What you have to do: The response should hold every record from the listing that follows, verbatim, and no pictures.
The records Start Marker
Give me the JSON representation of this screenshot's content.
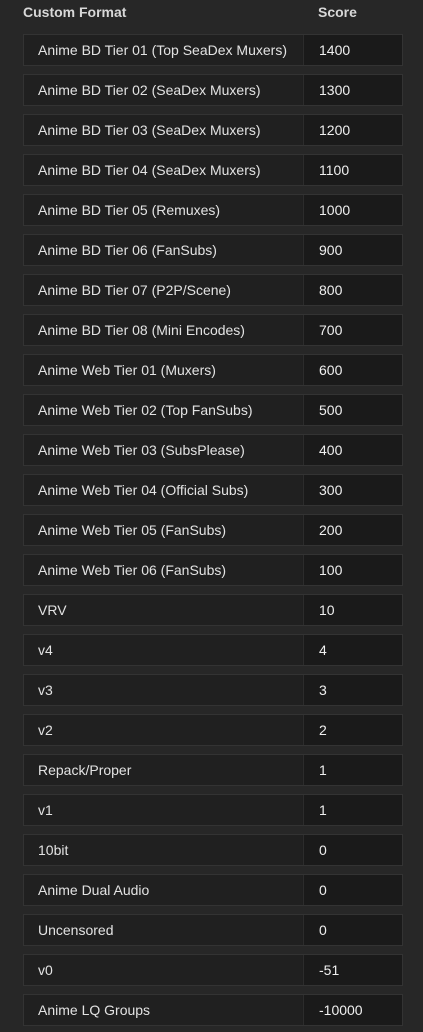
{
  "header": {
    "format_label": "Custom Format",
    "score_label": "Score"
  },
  "rows": [
    {
      "name": "Anime BD Tier 01 (Top SeaDex Muxers)",
      "score": "1400"
    },
    {
      "name": "Anime BD Tier 02 (SeaDex Muxers)",
      "score": "1300"
    },
    {
      "name": "Anime BD Tier 03 (SeaDex Muxers)",
      "score": "1200"
    },
    {
      "name": "Anime BD Tier 04 (SeaDex Muxers)",
      "score": "1100"
    },
    {
      "name": "Anime BD Tier 05 (Remuxes)",
      "score": "1000"
    },
    {
      "name": "Anime BD Tier 06 (FanSubs)",
      "score": "900"
    },
    {
      "name": "Anime BD Tier 07 (P2P/Scene)",
      "score": "800"
    },
    {
      "name": "Anime BD Tier 08 (Mini Encodes)",
      "score": "700"
    },
    {
      "name": "Anime Web Tier 01 (Muxers)",
      "score": "600"
    },
    {
      "name": "Anime Web Tier 02 (Top FanSubs)",
      "score": "500"
    },
    {
      "name": "Anime Web Tier 03 (SubsPlease)",
      "score": "400"
    },
    {
      "name": "Anime Web Tier 04 (Official Subs)",
      "score": "300"
    },
    {
      "name": "Anime Web Tier 05 (FanSubs)",
      "score": "200"
    },
    {
      "name": "Anime Web Tier 06 (FanSubs)",
      "score": "100"
    },
    {
      "name": "VRV",
      "score": "10"
    },
    {
      "name": "v4",
      "score": "4"
    },
    {
      "name": "v3",
      "score": "3"
    },
    {
      "name": "v2",
      "score": "2"
    },
    {
      "name": "Repack/Proper",
      "score": "1"
    },
    {
      "name": "v1",
      "score": "1"
    },
    {
      "name": "10bit",
      "score": "0"
    },
    {
      "name": "Anime Dual Audio",
      "score": "0"
    },
    {
      "name": "Uncensored",
      "score": "0"
    },
    {
      "name": "v0",
      "score": "-51"
    },
    {
      "name": "Anime LQ Groups",
      "score": "-10000"
    }
  ]
}
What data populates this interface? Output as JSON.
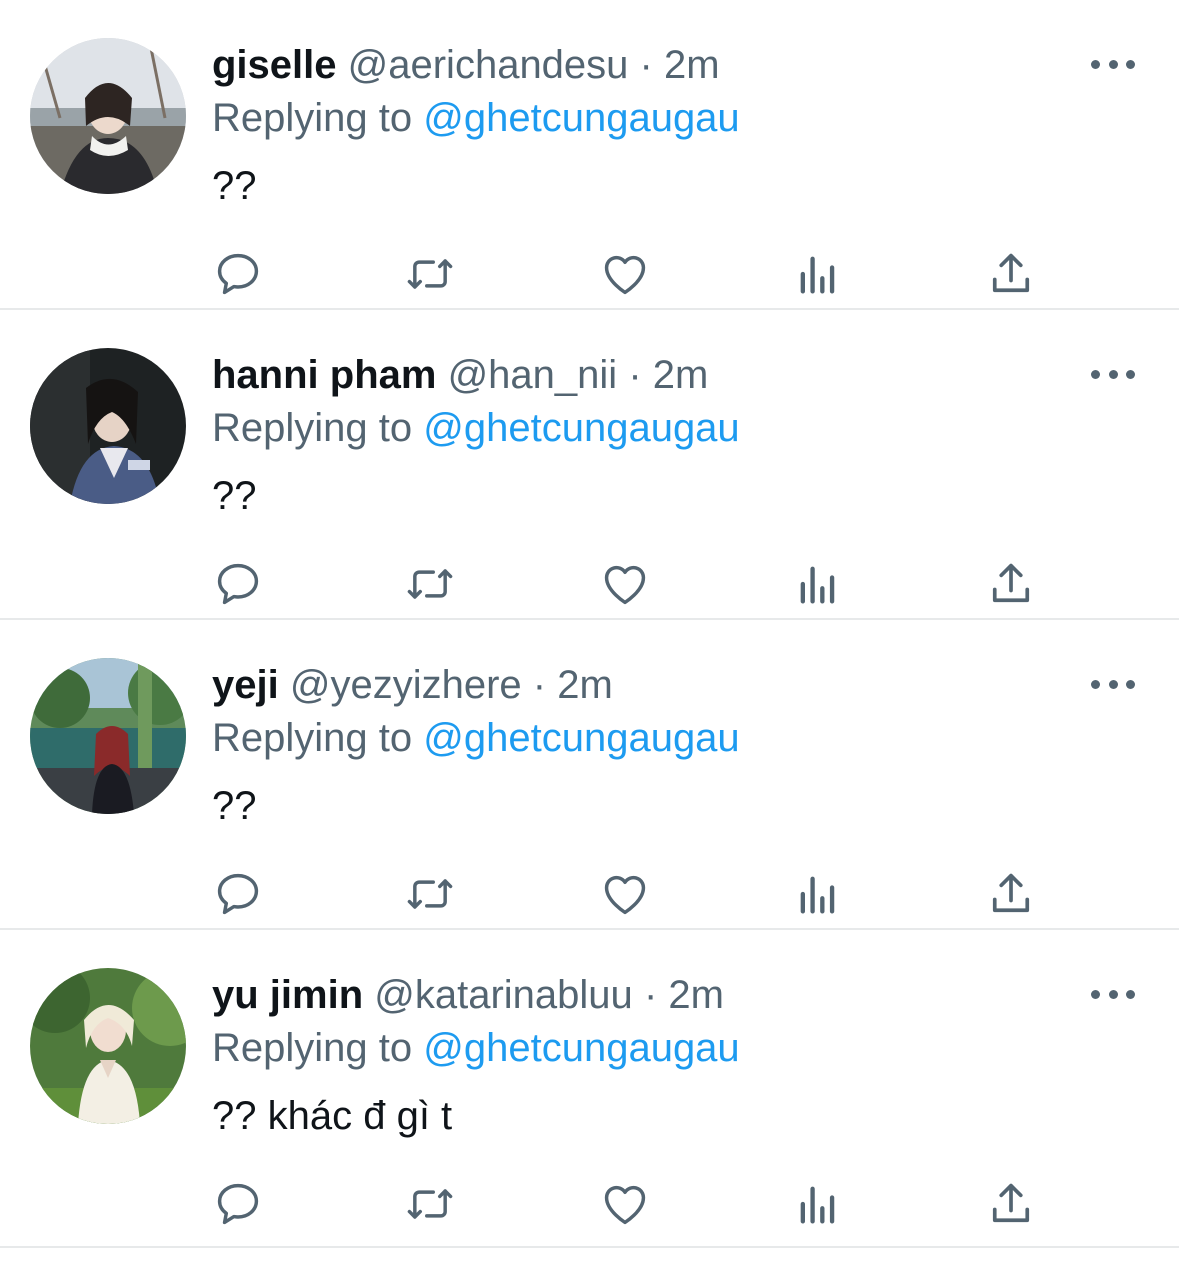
{
  "colors": {
    "text_primary": "#0f1419",
    "text_secondary": "#536471",
    "accent": "#1d9bf0",
    "divider": "#e7e9ea"
  },
  "tweets": [
    {
      "name": "giselle",
      "handle": "@aerichandesu",
      "dot": "·",
      "time": "2m",
      "replying_prefix": "Replying to",
      "replying_to": "@ghetcungaugau",
      "text": "??"
    },
    {
      "name": "hanni pham",
      "handle": "@han_nii",
      "dot": "·",
      "time": "2m",
      "replying_prefix": "Replying to",
      "replying_to": "@ghetcungaugau",
      "text": "??"
    },
    {
      "name": "yeji",
      "handle": "@yezyizhere",
      "dot": "·",
      "time": "2m",
      "replying_prefix": "Replying to",
      "replying_to": "@ghetcungaugau",
      "text": "??"
    },
    {
      "name": "yu jimin",
      "handle": "@katarinabluu",
      "dot": "·",
      "time": "2m",
      "replying_prefix": "Replying to",
      "replying_to": "@ghetcungaugau",
      "text": "?? khác đ gì t"
    }
  ],
  "icons": {
    "reply": "speech-bubble-icon",
    "retweet": "retweet-arrows-icon",
    "like": "heart-icon",
    "views": "bar-chart-icon",
    "share": "share-upload-icon",
    "more": "more-dots-icon"
  }
}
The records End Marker
Task answer:
Give me the JSON representation of this screenshot's content.
{
  "header": {
    "format_label": "Custom Format",
    "score_label": "Score"
  },
  "rows": [
    {
      "name": "Anime BD Tier 01 (Top SeaDex Muxers)",
      "score": "1400"
    },
    {
      "name": "Anime BD Tier 02 (SeaDex Muxers)",
      "score": "1300"
    },
    {
      "name": "Anime BD Tier 03 (SeaDex Muxers)",
      "score": "1200"
    },
    {
      "name": "Anime BD Tier 04 (SeaDex Muxers)",
      "score": "1100"
    },
    {
      "name": "Anime BD Tier 05 (Remuxes)",
      "score": "1000"
    },
    {
      "name": "Anime BD Tier 06 (FanSubs)",
      "score": "900"
    },
    {
      "name": "Anime BD Tier 07 (P2P/Scene)",
      "score": "800"
    },
    {
      "name": "Anime BD Tier 08 (Mini Encodes)",
      "score": "700"
    },
    {
      "name": "Anime Web Tier 01 (Muxers)",
      "score": "600"
    },
    {
      "name": "Anime Web Tier 02 (Top FanSubs)",
      "score": "500"
    },
    {
      "name": "Anime Web Tier 03 (SubsPlease)",
      "score": "400"
    },
    {
      "name": "Anime Web Tier 04 (Official Subs)",
      "score": "300"
    },
    {
      "name": "Anime Web Tier 05 (FanSubs)",
      "score": "200"
    },
    {
      "name": "Anime Web Tier 06 (FanSubs)",
      "score": "100"
    },
    {
      "name": "VRV",
      "score": "10"
    },
    {
      "name": "v4",
      "score": "4"
    },
    {
      "name": "v3",
      "score": "3"
    },
    {
      "name": "v2",
      "score": "2"
    },
    {
      "name": "Repack/Proper",
      "score": "1"
    },
    {
      "name": "v1",
      "score": "1"
    },
    {
      "name": "10bit",
      "score": "0"
    },
    {
      "name": "Anime Dual Audio",
      "score": "0"
    },
    {
      "name": "Uncensored",
      "score": "0"
    },
    {
      "name": "v0",
      "score": "-51"
    },
    {
      "name": "Anime LQ Groups",
      "score": "-10000"
    }
  ]
}
What data populates this interface? Output as JSON.
{
  "colors": {
    "text_primary": "#0f1419",
    "text_secondary": "#536471",
    "accent": "#1d9bf0",
    "divider": "#e7e9ea"
  },
  "tweets": [
    {
      "name": "giselle",
      "handle": "@aerichandesu",
      "dot": "·",
      "time": "2m",
      "replying_prefix": "Replying to",
      "replying_to": "@ghetcungaugau",
      "text": "??"
    },
    {
      "name": "hanni pham",
      "handle": "@han_nii",
      "dot": "·",
      "time": "2m",
      "replying_prefix": "Replying to",
      "replying_to": "@ghetcungaugau",
      "text": "??"
    },
    {
      "name": "yeji",
      "handle": "@yezyizhere",
      "dot": "·",
      "time": "2m",
      "replying_prefix": "Replying to",
      "replying_to": "@ghetcungaugau",
      "text": "??"
    },
    {
      "name": "yu jimin",
      "handle": "@katarinabluu",
      "dot": "·",
      "time": "2m",
      "replying_prefix": "Replying to",
      "replying_to": "@ghetcungaugau",
      "text": "?? khác đ gì t"
    }
  ],
  "icons": {
    "reply": "speech-bubble-icon",
    "retweet": "retweet-arrows-icon",
    "like": "heart-icon",
    "views": "bar-chart-icon",
    "share": "share-upload-icon",
    "more": "more-dots-icon"
  }
}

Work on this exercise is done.